Exercise description
In the entries that follow, find each line with the word "flag" and copy it.

Study material
^^^^

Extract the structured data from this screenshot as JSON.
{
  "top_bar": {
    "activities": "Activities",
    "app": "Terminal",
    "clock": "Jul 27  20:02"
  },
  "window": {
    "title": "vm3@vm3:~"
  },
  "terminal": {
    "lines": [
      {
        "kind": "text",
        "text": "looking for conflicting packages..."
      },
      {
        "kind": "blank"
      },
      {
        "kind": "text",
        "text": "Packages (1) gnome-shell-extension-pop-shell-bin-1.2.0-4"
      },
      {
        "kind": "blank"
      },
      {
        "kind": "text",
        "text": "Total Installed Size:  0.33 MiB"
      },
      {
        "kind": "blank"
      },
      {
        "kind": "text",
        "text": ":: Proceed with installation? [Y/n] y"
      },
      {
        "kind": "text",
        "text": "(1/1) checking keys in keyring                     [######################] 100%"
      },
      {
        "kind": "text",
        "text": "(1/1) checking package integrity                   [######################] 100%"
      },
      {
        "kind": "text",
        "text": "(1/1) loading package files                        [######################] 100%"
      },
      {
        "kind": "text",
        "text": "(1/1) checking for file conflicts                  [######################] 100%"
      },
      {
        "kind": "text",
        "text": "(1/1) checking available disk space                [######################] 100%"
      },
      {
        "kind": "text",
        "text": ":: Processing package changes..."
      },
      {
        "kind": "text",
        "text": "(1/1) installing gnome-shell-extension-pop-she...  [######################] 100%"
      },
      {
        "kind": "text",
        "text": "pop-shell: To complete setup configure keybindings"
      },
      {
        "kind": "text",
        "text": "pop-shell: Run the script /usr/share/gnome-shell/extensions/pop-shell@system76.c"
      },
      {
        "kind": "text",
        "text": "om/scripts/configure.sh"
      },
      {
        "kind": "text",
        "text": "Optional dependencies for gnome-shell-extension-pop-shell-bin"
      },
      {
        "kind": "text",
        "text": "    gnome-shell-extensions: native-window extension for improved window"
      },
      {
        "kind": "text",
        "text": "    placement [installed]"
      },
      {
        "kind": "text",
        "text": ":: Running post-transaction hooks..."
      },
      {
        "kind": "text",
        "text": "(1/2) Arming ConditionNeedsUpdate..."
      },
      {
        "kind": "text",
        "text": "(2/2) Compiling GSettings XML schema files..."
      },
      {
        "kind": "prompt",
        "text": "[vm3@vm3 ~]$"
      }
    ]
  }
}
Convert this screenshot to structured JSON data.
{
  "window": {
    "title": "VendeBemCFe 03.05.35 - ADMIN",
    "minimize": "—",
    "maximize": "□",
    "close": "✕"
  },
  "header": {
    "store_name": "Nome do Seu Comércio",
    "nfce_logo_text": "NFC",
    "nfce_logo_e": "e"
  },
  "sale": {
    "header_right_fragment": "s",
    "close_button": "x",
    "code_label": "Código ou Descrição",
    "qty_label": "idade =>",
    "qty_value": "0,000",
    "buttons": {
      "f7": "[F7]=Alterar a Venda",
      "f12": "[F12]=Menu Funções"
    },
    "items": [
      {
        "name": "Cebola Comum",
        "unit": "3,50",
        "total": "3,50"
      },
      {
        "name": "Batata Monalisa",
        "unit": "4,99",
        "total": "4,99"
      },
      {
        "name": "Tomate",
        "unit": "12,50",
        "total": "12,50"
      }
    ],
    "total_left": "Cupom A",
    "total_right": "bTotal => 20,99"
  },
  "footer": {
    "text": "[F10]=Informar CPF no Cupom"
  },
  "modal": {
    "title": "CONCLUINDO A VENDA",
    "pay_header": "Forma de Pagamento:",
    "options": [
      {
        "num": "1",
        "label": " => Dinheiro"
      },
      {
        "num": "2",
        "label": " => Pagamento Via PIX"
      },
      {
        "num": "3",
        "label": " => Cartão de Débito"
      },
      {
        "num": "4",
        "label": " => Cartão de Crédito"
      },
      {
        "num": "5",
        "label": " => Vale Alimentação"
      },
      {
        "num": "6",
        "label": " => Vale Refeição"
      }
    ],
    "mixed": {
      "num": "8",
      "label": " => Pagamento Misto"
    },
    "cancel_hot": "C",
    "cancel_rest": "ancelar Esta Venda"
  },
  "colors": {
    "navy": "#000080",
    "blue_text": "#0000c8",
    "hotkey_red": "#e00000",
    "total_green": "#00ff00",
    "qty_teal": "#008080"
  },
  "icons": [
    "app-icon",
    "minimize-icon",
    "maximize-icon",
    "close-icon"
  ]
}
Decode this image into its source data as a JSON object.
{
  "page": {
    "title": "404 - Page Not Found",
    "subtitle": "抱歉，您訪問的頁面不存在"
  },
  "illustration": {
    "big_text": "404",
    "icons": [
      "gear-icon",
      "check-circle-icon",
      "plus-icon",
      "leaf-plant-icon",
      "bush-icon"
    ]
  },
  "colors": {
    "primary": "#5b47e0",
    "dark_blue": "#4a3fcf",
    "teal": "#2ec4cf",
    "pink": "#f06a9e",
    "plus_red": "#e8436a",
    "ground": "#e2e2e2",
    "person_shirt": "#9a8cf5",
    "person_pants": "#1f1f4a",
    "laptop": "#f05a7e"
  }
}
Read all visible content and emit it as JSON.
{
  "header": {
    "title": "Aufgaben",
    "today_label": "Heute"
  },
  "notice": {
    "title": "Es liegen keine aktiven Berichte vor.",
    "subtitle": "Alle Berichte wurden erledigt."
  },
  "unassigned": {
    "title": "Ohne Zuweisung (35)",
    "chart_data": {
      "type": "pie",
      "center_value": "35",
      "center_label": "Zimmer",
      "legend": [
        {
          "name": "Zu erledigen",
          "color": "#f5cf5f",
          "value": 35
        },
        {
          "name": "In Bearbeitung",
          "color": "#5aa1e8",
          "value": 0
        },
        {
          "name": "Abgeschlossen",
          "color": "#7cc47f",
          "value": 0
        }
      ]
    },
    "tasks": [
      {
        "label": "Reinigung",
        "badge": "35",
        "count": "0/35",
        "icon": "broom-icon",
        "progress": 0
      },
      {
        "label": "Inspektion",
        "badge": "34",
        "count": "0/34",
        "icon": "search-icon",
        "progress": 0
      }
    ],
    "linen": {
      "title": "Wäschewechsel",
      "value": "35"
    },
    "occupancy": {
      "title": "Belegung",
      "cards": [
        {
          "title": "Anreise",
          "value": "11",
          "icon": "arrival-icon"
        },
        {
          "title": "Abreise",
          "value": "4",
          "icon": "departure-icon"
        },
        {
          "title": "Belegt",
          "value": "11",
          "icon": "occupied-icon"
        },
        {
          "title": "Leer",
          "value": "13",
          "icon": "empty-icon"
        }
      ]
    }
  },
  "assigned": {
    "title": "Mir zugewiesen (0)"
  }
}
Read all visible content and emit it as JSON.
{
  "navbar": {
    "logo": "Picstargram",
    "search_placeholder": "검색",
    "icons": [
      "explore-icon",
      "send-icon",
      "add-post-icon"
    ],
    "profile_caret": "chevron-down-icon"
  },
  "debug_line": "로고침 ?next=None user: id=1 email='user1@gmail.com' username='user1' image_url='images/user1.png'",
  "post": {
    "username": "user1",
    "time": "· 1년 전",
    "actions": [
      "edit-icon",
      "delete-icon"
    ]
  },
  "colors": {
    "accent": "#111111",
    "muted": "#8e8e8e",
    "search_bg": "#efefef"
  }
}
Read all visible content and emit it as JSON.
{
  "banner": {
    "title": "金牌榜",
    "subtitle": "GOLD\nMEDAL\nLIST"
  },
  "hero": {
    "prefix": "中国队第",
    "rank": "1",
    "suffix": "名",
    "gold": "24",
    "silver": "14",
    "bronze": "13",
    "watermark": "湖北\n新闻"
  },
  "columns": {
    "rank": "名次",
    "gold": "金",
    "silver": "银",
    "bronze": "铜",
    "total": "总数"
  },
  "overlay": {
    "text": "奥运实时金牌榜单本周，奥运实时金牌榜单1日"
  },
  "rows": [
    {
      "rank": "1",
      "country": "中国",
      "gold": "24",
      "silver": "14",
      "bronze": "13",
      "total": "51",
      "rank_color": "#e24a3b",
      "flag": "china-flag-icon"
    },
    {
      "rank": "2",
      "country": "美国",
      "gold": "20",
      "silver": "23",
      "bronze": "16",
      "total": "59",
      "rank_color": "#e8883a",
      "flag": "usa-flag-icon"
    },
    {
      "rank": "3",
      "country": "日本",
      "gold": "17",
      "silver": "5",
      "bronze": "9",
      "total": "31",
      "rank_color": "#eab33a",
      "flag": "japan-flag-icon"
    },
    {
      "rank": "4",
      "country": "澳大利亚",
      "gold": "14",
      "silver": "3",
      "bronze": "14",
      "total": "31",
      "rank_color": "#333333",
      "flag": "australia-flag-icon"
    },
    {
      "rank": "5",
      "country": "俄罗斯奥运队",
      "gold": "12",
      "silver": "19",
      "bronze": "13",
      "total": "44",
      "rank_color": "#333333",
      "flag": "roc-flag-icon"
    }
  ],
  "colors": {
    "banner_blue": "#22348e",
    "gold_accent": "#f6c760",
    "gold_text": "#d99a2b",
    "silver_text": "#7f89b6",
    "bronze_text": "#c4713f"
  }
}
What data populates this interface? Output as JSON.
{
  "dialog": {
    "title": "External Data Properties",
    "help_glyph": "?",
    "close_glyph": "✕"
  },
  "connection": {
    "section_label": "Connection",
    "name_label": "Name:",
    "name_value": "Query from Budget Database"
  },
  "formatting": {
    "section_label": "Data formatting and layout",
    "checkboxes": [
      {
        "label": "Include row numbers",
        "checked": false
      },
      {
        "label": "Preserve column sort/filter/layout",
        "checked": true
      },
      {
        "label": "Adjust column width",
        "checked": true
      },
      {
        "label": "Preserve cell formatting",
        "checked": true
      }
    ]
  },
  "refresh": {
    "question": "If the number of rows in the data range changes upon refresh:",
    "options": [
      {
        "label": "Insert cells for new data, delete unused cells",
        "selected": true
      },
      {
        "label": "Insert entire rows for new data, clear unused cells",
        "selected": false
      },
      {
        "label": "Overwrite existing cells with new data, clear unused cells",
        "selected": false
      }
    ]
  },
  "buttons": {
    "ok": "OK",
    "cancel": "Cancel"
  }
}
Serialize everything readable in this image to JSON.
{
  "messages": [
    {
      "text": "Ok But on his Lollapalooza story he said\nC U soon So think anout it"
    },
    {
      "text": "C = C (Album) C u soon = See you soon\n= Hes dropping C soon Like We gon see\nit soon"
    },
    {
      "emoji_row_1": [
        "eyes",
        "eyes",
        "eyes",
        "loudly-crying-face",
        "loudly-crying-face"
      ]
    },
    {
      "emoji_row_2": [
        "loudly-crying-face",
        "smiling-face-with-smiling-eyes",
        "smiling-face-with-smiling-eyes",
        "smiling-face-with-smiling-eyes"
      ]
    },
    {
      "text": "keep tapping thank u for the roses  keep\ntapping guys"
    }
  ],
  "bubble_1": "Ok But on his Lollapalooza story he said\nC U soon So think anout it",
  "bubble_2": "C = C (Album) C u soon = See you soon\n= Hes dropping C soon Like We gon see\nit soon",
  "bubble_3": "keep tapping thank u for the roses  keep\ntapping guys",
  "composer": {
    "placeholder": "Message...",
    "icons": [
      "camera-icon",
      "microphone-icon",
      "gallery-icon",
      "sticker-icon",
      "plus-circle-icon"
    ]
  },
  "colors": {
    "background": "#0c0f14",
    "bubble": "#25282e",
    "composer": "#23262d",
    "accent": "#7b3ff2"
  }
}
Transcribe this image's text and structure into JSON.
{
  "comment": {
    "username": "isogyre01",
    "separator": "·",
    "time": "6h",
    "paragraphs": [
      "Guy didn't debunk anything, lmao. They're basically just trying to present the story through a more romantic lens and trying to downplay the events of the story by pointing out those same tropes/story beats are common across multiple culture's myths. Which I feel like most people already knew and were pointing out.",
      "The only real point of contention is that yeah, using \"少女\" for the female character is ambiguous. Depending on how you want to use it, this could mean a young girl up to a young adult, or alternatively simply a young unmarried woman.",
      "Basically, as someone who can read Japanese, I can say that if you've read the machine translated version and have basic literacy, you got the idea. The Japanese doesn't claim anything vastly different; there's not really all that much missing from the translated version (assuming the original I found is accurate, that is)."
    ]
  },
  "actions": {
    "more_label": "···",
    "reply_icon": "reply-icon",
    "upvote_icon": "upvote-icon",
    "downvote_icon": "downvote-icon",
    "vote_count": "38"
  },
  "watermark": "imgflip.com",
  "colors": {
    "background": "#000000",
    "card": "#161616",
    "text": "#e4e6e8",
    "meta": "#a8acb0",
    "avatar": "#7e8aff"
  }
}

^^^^

Result
      "flag": "china-flag-icon"
      "flag": "usa-flag-icon"
      "flag": "japan-flag-icon"
      "flag": "australia-flag-icon"
      "flag": "roc-flag-icon"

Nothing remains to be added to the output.